### Material provided
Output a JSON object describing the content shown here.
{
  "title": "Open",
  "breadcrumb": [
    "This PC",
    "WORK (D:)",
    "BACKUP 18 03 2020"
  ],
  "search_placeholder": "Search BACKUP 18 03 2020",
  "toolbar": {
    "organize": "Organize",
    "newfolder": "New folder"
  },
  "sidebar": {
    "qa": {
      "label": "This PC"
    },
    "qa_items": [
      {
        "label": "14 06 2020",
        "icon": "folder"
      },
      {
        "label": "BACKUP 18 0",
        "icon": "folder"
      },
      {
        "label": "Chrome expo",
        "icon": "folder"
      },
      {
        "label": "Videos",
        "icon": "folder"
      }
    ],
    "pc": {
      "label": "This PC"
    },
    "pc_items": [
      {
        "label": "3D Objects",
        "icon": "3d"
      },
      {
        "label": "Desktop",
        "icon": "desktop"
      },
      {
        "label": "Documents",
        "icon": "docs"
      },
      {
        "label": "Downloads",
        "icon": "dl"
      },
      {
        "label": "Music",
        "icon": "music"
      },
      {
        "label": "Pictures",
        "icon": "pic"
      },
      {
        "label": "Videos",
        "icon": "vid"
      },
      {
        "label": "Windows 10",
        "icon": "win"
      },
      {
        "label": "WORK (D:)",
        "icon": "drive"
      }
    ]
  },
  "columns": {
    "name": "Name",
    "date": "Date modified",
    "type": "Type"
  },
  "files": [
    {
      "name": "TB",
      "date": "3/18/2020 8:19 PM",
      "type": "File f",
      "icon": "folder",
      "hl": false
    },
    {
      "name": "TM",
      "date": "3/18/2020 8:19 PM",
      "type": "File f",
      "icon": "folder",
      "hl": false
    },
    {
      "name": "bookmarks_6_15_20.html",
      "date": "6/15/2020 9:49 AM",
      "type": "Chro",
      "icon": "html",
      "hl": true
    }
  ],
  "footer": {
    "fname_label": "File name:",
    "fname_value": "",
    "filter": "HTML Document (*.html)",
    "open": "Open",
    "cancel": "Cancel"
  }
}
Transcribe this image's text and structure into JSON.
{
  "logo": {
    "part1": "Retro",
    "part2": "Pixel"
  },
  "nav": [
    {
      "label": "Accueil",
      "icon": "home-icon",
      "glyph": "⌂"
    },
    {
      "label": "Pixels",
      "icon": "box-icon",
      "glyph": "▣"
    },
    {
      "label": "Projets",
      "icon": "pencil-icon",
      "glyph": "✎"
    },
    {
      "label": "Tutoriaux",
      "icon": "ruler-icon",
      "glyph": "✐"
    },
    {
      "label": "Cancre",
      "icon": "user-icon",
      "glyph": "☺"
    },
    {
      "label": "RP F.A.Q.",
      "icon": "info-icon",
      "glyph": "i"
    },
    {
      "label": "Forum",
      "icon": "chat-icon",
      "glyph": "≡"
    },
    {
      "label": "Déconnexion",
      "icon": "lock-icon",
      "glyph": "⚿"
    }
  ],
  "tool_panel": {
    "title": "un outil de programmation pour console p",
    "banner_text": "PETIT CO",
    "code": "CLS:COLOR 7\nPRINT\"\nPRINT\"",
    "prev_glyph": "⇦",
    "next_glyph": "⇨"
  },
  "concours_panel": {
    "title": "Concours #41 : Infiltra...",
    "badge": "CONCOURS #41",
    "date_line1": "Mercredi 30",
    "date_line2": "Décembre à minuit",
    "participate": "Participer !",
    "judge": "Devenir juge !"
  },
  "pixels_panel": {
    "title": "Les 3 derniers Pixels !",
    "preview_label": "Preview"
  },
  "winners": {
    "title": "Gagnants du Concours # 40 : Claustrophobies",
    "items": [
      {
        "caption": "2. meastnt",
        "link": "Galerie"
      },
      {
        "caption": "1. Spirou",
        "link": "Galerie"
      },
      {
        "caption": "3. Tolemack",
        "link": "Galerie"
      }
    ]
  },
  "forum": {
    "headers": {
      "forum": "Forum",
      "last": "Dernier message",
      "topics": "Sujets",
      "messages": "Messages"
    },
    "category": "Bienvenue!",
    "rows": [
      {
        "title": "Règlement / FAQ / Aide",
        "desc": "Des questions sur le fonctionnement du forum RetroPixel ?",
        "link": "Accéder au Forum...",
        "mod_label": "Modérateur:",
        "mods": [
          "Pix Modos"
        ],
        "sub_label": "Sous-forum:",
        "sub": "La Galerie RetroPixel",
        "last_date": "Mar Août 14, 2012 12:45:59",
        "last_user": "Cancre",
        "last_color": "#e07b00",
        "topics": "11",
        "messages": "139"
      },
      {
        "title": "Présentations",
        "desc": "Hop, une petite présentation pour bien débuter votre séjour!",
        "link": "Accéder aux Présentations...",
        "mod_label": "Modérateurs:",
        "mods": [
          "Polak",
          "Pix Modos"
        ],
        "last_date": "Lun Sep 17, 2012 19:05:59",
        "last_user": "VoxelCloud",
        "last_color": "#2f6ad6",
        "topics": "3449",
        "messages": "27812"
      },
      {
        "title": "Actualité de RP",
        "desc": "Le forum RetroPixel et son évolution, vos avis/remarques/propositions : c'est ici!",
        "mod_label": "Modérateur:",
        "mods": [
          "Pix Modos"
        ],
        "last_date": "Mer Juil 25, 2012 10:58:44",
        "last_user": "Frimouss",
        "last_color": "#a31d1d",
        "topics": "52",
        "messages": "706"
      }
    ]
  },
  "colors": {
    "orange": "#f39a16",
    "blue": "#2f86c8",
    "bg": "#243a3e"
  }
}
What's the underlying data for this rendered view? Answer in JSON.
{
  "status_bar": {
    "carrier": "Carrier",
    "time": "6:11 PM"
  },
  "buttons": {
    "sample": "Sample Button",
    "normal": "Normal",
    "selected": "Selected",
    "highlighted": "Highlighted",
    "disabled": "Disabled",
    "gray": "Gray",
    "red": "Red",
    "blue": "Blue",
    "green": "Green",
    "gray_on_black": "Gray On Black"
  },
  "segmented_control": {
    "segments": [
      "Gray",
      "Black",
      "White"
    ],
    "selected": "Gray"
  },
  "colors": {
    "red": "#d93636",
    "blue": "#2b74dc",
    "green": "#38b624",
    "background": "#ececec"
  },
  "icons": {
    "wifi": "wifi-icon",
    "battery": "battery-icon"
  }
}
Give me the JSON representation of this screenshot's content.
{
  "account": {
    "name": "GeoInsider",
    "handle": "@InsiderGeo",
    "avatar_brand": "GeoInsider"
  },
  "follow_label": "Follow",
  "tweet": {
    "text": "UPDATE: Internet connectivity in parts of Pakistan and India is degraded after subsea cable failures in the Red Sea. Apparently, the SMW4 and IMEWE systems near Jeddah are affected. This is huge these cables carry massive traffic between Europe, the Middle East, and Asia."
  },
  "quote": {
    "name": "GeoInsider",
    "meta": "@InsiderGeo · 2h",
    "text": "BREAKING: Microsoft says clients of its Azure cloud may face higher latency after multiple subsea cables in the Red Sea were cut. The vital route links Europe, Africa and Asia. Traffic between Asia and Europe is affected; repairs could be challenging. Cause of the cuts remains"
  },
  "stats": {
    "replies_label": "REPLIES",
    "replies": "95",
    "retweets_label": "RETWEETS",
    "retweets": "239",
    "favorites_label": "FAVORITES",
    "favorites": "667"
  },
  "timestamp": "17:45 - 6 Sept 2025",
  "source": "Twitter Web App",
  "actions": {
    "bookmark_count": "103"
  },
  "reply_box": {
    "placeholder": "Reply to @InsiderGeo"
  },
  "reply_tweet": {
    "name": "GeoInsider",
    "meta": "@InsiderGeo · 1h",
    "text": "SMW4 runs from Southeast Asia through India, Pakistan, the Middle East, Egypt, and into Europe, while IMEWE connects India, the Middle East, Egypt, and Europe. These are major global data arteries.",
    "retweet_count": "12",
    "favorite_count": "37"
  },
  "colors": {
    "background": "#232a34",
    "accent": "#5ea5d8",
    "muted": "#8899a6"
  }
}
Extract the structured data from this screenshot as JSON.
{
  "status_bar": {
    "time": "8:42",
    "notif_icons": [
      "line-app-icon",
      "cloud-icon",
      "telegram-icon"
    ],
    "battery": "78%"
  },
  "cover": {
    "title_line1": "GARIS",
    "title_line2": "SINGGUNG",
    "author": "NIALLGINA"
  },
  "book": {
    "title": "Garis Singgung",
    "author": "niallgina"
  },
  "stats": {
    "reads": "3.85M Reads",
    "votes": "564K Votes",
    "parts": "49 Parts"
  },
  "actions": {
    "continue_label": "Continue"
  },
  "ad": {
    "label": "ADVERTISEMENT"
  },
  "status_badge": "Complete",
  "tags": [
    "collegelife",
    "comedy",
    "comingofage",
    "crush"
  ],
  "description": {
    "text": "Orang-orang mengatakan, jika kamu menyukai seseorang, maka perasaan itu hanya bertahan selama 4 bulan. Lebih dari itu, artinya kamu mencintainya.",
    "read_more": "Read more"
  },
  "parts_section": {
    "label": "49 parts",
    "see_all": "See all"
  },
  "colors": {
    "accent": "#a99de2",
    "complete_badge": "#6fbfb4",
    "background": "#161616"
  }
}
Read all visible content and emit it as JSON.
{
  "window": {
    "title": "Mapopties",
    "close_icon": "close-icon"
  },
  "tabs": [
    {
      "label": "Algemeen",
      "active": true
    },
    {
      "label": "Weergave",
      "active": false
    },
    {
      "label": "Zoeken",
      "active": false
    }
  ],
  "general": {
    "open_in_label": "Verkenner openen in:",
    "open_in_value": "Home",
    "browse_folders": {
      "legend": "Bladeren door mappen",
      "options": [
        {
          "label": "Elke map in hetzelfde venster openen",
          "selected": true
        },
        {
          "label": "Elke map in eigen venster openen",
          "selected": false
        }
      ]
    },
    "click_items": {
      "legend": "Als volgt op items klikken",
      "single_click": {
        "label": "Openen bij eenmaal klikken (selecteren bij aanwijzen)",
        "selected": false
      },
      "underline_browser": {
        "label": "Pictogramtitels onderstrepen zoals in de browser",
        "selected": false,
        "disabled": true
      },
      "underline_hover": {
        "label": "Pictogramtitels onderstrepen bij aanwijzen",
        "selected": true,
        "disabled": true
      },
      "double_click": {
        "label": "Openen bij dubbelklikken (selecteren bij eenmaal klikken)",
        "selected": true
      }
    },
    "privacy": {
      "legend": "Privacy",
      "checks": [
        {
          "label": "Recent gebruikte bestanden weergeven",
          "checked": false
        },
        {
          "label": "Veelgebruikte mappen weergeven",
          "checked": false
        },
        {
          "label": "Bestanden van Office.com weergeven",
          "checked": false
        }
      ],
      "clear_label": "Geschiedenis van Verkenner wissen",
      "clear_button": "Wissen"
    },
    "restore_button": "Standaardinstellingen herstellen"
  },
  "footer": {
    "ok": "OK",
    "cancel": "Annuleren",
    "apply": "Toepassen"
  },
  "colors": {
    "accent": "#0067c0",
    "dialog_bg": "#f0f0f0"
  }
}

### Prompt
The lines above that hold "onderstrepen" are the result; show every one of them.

### Task answer
        "label": "Pictogramtitels onderstrepen zoals in de browser",
        "label": "Pictogramtitels onderstrepen bij aanwijzen",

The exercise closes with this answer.